How do I develop an effective job description?

❓Fundamental questions: Who are you? What you will do? How will you do it?
🖥 What are the special requirements for remote work?
🕔 What time difference is acceptable?
⌛ Is time flexibility an option?
🤔 Are there specific physical requirements?
📄 Specific description.

Once you have made the decision to develop a company around a remote workforce, you have many decisions to make. The key consideration in all cases is clarity of purpose and setting your team up for success from the very beginning.

A key part of this is communicating your needs to your global workforce. This starts with recruitment and how you write an effective job description.

There are several questions which you have to answer for your needs and yourself in order clearly communicate the needs of each position. None are particularly challenging by themselves, but each is an important part of finding the right people for your team.

The basics

Every job description begins with fundamental questions that are the same for any company.  These include, but are not limited to:

  • A well-defined title, or description of the position – answering the question, “Who are you?”
  • The job requirements and duties, answering the question, “What you will do?”
  • Performance standards and measurements, answering the question, “How will you do it?”

In all cases, clarity is essential.  It can be difficult to write a long description for use on job search sites, given space requirements.  One trick that you can use is to refer all candidates to a webpage with considerably more detail, using the listing as a way of catching the eyes of top talent.
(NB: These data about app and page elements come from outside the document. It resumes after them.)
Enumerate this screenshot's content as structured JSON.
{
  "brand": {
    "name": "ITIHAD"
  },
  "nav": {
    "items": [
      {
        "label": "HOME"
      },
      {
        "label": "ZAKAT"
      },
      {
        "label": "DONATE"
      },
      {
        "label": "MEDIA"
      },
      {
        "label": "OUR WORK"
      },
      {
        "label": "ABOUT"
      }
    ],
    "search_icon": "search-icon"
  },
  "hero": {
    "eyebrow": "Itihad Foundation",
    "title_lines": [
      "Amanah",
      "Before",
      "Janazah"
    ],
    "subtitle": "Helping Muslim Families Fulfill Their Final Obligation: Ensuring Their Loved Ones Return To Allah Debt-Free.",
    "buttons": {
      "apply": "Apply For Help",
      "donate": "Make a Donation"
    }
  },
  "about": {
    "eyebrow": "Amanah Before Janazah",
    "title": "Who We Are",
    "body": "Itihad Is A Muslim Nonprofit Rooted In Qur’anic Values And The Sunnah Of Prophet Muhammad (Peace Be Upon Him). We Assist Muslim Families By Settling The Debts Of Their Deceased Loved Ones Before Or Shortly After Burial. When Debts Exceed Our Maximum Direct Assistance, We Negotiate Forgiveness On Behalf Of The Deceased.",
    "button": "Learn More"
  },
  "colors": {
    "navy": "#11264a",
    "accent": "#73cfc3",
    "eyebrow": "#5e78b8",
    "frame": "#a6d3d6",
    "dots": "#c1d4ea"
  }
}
You can also use email to communicate more detailed needs once candidates have responded to a job post.

No matter what, the special considerations for recruiting a global workforce have to come second to the basics of defining the position well.  A study conducted by Raju and Banerjee at manufacturing facilities in Pune, India found that clear, well-written job description with defined responsibilities boosted the productivity of workers by 27% on average.  Other studies have shown that solid, measurable standards  in the job description are key to productivity from the start.

It’s important to have the right people on your team.  A good job description will catch their eyes and help them to self-identify if they are the right fit for your global workforce.

What are the special requirements for remote work?

The first and most obvious requirement is that your job description has to make it clear that you are recruiting a global workforce with remote locations.  That may not be appealing to every candidate, and it needs to be said up front.

In the outline of a job description above, two key questions are missing.  These are the “When?” and “Where?” that are very easy to answer in a fixed office.  In any remote work, however, they are much more interesting questions that you have to carefully answer for yourself.

You can start by asking yourself these questions and using whatever method you prefer to communicate them to any candidates which self-identify based on your job listing.

What time difference is acceptable?

Consideration of time zones is absolutely essential for a global workforce.  Generally, team members who have to work closely together cannot be more than three time hours apart.  It may be possible to have some teams in other parts of the world, but if communication between members or parts of the team are essential they need to have at least half of their day overlap.

It may be tempting to have team members work at night in order to align shifts on other sides of the world.  That rarely works well. An 1996 Princeton University paper combining a number of studies showed that the consensus between them was that night shift workers are 18% less productive and 12% more prone to errors.

Is time flexibility an option?

Many workers need time flexibility, or the ability to work when their family schedule allows.  This is one of the main benefits of a global workforce. It can also be a benefit for attracting top talent.  In a study by Mobile Progress Report, 54% of HR managers reported that they “occasionally miss out on the best job candidate because they cannot meet the candidates’ telework requirements.”

If this is an option for your global workforce, it can be very helpful to state that very clearly.  If there are good reasons why it is not, or there are restrictions on the flexibility, they should be stated in the detailed version of the job description.  Many candidates need to know this when considering a position, and the sooner it can be handled the better.

Are there specific physical requirements?

One of the great benefits of a global workforce is not having the expense of space for employees at one headquarters.  But that may not mean that there are no needs for physical space for equipment, quiet time, or other considerations. It is important to understand exactly what you need and what you can be flexible with.

Similarly, there can be significant hardware requirements.  If your employees need a high power computer, will they provide it or will you?  Do they need a 1GB internet connection? How important is the reliability of your hardware? All of these questions   to be answered, and many will point to a need for physical space to hole the hardware and provide the connections.

As an employer with a global workforce, you do have options.  One of them is to ask for a home office or to rent part of a coworking space. A 2015 study by Harvard Business Review found that employees found their work more meaningful and part of a community when they had a coworking space to go to.  It can make up for the lack of physical connection that remote workers often feel.

If this is an option, and you are willing to pay for such a space, it is important to state this up front.  It may even be part of a remote office in a city where you have several employees working closely together, even if they are far from the executive team.

A detailed, specific description

In all cases, your recruitment will be easier and more productive with a more specific job description.  You will be sure that candidates for your global workforce have already self-selected and are sure that the position fits their needs, cutting the number of resumes that you have to read.  These candidates will also be more productive and happier, given that open and direct communication was established at their very first introduction to your company.

The needs of remote workers are somewhat different than they are for a fixed location, but the benefits are large.  It’s important to be open and honest from the start to achieve transparency which makes remote work more productive, happy, and innovative.

Related Posts